§ TASK STATEMENT
The string "icon" may appear in lines of the listing. Report each line where it does.

§ MATERIAL SHOWN
*** Block opens ***

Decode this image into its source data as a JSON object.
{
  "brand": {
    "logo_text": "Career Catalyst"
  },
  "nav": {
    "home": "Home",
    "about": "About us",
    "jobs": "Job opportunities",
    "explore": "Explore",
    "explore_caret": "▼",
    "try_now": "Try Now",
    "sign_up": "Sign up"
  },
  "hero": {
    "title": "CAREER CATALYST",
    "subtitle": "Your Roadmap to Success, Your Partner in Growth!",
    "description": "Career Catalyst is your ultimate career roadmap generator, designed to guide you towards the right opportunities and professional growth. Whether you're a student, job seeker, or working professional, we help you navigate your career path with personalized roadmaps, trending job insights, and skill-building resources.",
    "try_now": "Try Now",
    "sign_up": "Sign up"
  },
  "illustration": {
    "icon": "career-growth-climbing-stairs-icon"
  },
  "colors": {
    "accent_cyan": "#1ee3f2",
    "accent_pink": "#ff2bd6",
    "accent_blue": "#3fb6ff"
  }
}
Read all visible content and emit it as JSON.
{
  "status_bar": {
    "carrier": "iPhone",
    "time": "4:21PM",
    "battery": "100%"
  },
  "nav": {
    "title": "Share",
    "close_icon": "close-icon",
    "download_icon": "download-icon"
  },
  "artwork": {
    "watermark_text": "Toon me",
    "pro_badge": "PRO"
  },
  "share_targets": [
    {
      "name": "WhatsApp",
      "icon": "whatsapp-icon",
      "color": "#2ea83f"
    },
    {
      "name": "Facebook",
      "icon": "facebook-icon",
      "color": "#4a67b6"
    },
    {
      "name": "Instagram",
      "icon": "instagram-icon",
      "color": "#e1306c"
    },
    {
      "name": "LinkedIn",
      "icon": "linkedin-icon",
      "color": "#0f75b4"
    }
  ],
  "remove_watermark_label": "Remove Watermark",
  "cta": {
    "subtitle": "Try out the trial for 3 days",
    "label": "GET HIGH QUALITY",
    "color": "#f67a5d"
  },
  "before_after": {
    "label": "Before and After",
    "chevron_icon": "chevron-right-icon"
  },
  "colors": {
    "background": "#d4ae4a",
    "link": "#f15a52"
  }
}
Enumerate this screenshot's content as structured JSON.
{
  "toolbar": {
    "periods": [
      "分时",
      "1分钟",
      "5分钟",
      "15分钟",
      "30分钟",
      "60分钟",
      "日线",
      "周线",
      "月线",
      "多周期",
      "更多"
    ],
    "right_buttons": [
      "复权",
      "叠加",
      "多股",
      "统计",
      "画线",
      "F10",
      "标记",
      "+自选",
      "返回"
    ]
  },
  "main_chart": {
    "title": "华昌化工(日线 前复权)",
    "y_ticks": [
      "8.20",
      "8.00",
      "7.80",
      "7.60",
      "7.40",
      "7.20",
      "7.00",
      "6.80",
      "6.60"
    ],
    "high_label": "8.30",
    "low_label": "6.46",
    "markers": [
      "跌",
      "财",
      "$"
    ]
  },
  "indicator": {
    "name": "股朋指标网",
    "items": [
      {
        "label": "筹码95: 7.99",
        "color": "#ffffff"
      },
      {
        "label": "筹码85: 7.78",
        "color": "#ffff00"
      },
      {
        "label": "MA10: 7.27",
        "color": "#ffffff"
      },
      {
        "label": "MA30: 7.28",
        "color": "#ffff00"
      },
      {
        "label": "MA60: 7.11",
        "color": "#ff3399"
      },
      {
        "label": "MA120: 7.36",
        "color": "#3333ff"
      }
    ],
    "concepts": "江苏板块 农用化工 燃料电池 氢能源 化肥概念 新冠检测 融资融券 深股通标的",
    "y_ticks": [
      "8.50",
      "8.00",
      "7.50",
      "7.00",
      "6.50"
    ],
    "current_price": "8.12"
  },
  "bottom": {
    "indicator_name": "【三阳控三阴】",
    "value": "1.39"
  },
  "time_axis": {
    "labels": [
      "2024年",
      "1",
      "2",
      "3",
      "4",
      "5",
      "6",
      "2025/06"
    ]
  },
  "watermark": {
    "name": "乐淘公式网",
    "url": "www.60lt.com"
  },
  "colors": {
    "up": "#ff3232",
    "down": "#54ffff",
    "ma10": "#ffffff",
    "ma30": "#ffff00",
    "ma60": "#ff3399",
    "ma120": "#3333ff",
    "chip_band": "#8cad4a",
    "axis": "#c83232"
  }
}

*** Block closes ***

§ PROBLEM SOLUTION
    "icon": "career-growth-climbing-stairs-icon"
    "close_icon": "close-icon",
    "download_icon": "download-icon"
      "icon": "whatsapp-icon",
      "icon": "facebook-icon",
      "icon": "instagram-icon",
      "icon": "linkedin-icon",
    "chevron_icon": "chevron-right-icon"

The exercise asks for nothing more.